::: RECORDS FOR THIS EXERCISE :::

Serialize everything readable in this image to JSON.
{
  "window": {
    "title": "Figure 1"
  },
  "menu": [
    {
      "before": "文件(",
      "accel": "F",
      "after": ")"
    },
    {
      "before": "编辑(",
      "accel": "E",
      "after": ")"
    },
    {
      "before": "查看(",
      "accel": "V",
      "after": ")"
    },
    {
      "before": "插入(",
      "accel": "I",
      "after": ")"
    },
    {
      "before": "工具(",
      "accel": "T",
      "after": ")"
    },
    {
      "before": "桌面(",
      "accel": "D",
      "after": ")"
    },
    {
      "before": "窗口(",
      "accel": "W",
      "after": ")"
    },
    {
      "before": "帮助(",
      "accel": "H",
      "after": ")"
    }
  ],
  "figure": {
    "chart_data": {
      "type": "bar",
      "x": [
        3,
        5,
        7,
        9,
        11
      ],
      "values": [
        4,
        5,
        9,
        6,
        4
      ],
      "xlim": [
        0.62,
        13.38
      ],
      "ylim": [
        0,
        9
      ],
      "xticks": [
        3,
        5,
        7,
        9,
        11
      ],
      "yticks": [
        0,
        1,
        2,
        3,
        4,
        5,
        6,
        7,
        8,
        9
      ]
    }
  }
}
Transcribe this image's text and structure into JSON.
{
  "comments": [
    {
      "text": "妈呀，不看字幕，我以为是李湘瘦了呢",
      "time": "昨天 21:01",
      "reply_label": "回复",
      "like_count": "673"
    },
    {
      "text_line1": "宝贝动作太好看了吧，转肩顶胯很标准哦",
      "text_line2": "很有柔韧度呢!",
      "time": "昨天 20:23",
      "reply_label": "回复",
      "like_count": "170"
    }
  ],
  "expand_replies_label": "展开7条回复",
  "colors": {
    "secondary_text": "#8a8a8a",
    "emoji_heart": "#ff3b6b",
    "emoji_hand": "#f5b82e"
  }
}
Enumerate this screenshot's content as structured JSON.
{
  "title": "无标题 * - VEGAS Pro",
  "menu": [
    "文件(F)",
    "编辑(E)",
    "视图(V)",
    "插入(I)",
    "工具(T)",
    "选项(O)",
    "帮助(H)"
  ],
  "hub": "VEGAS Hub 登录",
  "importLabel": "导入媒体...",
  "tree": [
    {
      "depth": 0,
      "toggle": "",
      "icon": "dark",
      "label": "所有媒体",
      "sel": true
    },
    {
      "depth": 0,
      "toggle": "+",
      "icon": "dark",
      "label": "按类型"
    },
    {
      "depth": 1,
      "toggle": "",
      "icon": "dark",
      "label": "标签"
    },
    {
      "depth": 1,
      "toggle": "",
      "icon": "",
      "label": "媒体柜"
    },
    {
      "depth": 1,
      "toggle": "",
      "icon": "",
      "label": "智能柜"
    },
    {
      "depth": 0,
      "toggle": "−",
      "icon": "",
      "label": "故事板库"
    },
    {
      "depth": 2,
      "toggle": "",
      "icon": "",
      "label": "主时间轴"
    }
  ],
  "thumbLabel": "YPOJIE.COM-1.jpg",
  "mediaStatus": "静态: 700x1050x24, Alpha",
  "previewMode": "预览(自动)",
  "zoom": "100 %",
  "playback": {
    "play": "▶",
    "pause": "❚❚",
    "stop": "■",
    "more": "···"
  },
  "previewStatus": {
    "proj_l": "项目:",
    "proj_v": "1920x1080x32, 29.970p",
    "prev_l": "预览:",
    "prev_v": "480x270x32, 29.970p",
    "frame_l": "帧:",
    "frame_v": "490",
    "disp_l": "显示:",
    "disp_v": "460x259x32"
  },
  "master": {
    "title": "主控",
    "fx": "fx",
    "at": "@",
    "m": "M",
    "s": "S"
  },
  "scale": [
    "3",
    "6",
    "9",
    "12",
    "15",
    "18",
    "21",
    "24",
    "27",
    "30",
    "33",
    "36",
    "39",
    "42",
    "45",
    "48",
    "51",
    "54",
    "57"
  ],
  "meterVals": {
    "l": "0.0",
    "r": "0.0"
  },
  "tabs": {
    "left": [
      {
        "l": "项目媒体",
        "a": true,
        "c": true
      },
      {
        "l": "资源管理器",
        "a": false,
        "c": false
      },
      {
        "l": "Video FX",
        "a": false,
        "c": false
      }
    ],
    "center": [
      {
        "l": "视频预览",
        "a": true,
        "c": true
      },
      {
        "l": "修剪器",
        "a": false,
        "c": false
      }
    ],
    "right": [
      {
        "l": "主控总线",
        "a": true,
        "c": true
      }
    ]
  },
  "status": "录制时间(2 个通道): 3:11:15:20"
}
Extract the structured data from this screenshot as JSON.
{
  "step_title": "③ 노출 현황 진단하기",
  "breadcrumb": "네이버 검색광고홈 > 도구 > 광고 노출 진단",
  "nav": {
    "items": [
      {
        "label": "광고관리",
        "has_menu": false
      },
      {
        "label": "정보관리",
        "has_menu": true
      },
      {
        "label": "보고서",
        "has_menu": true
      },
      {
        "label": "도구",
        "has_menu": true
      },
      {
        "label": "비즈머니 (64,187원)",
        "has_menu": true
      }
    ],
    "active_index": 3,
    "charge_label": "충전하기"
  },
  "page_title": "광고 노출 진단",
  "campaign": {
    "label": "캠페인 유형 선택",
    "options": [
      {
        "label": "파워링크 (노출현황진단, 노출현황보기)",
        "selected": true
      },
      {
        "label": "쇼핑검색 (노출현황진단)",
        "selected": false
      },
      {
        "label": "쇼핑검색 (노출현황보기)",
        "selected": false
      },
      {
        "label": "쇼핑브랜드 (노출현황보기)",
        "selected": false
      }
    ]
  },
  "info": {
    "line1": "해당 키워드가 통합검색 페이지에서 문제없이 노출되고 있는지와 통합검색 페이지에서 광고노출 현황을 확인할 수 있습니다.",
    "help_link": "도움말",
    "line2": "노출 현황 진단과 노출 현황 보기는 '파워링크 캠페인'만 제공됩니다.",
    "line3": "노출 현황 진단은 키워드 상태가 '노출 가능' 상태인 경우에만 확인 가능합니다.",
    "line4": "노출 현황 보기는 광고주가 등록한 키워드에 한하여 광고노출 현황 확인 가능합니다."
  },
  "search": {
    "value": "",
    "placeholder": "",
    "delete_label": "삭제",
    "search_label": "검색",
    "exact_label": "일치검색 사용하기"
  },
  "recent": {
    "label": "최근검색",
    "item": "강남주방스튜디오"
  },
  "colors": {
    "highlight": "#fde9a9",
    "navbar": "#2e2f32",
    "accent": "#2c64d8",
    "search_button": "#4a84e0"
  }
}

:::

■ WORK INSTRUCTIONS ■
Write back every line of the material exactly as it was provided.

■ TASK RESULT ■
Serialize everything readable in this image to JSON.
{
  "window": {
    "title": "Figure 1"
  },
  "menu": [
    {
      "before": "文件(",
      "accel": "F",
      "after": ")"
    },
    {
      "before": "编辑(",
      "accel": "E",
      "after": ")"
    },
    {
      "before": "查看(",
      "accel": "V",
      "after": ")"
    },
    {
      "before": "插入(",
      "accel": "I",
      "after": ")"
    },
    {
      "before": "工具(",
      "accel": "T",
      "after": ")"
    },
    {
      "before": "桌面(",
      "accel": "D",
      "after": ")"
    },
    {
      "before": "窗口(",
      "accel": "W",
      "after": ")"
    },
    {
      "before": "帮助(",
      "accel": "H",
      "after": ")"
    }
  ],
  "figure": {
    "chart_data": {
      "type": "bar",
      "x": [
        3,
        5,
        7,
        9,
        11
      ],
      "values": [
        4,
        5,
        9,
        6,
        4
      ],
      "xlim": [
        0.62,
        13.38
      ],
      "ylim": [
        0,
        9
      ],
      "xticks": [
        3,
        5,
        7,
        9,
        11
      ],
      "yticks": [
        0,
        1,
        2,
        3,
        4,
        5,
        6,
        7,
        8,
        9
      ]
    }
  }
}
Transcribe this image's text and structure into JSON.
{
  "comments": [
    {
      "text": "妈呀，不看字幕，我以为是李湘瘦了呢",
      "time": "昨天 21:01",
      "reply_label": "回复",
      "like_count": "673"
    },
    {
      "text_line1": "宝贝动作太好看了吧，转肩顶胯很标准哦",
      "text_line2": "很有柔韧度呢!",
      "time": "昨天 20:23",
      "reply_label": "回复",
      "like_count": "170"
    }
  ],
  "expand_replies_label": "展开7条回复",
  "colors": {
    "secondary_text": "#8a8a8a",
    "emoji_heart": "#ff3b6b",
    "emoji_hand": "#f5b82e"
  }
}
Enumerate this screenshot's content as structured JSON.
{
  "title": "无标题 * - VEGAS Pro",
  "menu": [
    "文件(F)",
    "编辑(E)",
    "视图(V)",
    "插入(I)",
    "工具(T)",
    "选项(O)",
    "帮助(H)"
  ],
  "hub": "VEGAS Hub 登录",
  "importLabel": "导入媒体...",
  "tree": [
    {
      "depth": 0,
      "toggle": "",
      "icon": "dark",
      "label": "所有媒体",
      "sel": true
    },
    {
      "depth": 0,
      "toggle": "+",
      "icon": "dark",
      "label": "按类型"
    },
    {
      "depth": 1,
      "toggle": "",
      "icon": "dark",
      "label": "标签"
    },
    {
      "depth": 1,
      "toggle": "",
      "icon": "",
      "label": "媒体柜"
    },
    {
      "depth": 1,
      "toggle": "",
      "icon": "",
      "label": "智能柜"
    },
    {
      "depth": 0,
      "toggle": "−",
      "icon": "",
      "label": "故事板库"
    },
    {
      "depth": 2,
      "toggle": "",
      "icon": "",
      "label": "主时间轴"
    }
  ],
  "thumbLabel": "YPOJIE.COM-1.jpg",
  "mediaStatus": "静态: 700x1050x24, Alpha",
  "previewMode": "预览(自动)",
  "zoom": "100 %",
  "playback": {
    "play": "▶",
    "pause": "❚❚",
    "stop": "■",
    "more": "···"
  },
  "previewStatus": {
    "proj_l": "项目:",
    "proj_v": "1920x1080x32, 29.970p",
    "prev_l": "预览:",
    "prev_v": "480x270x32, 29.970p",
    "frame_l": "帧:",
    "frame_v": "490",
    "disp_l": "显示:",
    "disp_v": "460x259x32"
  },
  "master": {
    "title": "主控",
    "fx": "fx",
    "at": "@",
    "m": "M",
    "s": "S"
  },
  "scale": [
    "3",
    "6",
    "9",
    "12",
    "15",
    "18",
    "21",
    "24",
    "27",
    "30",
    "33",
    "36",
    "39",
    "42",
    "45",
    "48",
    "51",
    "54",
    "57"
  ],
  "meterVals": {
    "l": "0.0",
    "r": "0.0"
  },
  "tabs": {
    "left": [
      {
        "l": "项目媒体",
        "a": true,
        "c": true
      },
      {
        "l": "资源管理器",
        "a": false,
        "c": false
      },
      {
        "l": "Video FX",
        "a": false,
        "c": false
      }
    ],
    "center": [
      {
        "l": "视频预览",
        "a": true,
        "c": true
      },
      {
        "l": "修剪器",
        "a": false,
        "c": false
      }
    ],
    "right": [
      {
        "l": "主控总线",
        "a": true,
        "c": true
      }
    ]
  },
  "status": "录制时间(2 个通道): 3:11:15:20"
}
Extract the structured data from this screenshot as JSON.
{
  "step_title": "③ 노출 현황 진단하기",
  "breadcrumb": "네이버 검색광고홈 > 도구 > 광고 노출 진단",
  "nav": {
    "items": [
      {
        "label": "광고관리",
        "has_menu": false
      },
      {
        "label": "정보관리",
        "has_menu": true
      },
      {
        "label": "보고서",
        "has_menu": true
      },
      {
        "label": "도구",
        "has_menu": true
      },
      {
        "label": "비즈머니 (64,187원)",
        "has_menu": true
      }
    ],
    "active_index": 3,
    "charge_label": "충전하기"
  },
  "page_title": "광고 노출 진단",
  "campaign": {
    "label": "캠페인 유형 선택",
    "options": [
      {
        "label": "파워링크 (노출현황진단, 노출현황보기)",
        "selected": true
      },
      {
        "label": "쇼핑검색 (노출현황진단)",
        "selected": false
      },
      {
        "label": "쇼핑검색 (노출현황보기)",
        "selected": false
      },
      {
        "label": "쇼핑브랜드 (노출현황보기)",
        "selected": false
      }
    ]
  },
  "info": {
    "line1": "해당 키워드가 통합검색 페이지에서 문제없이 노출되고 있는지와 통합검색 페이지에서 광고노출 현황을 확인할 수 있습니다.",
    "help_link": "도움말",
    "line2": "노출 현황 진단과 노출 현황 보기는 '파워링크 캠페인'만 제공됩니다.",
    "line3": "노출 현황 진단은 키워드 상태가 '노출 가능' 상태인 경우에만 확인 가능합니다.",
    "line4": "노출 현황 보기는 광고주가 등록한 키워드에 한하여 광고노출 현황 확인 가능합니다."
  },
  "search": {
    "value": "",
    "placeholder": "",
    "delete_label": "삭제",
    "search_label": "검색",
    "exact_label": "일치검색 사용하기"
  },
  "recent": {
    "label": "최근검색",
    "item": "강남주방스튜디오"
  },
  "colors": {
    "highlight": "#fde9a9",
    "navbar": "#2e2f32",
    "accent": "#2c64d8",
    "search_button": "#4a84e0"
  }
}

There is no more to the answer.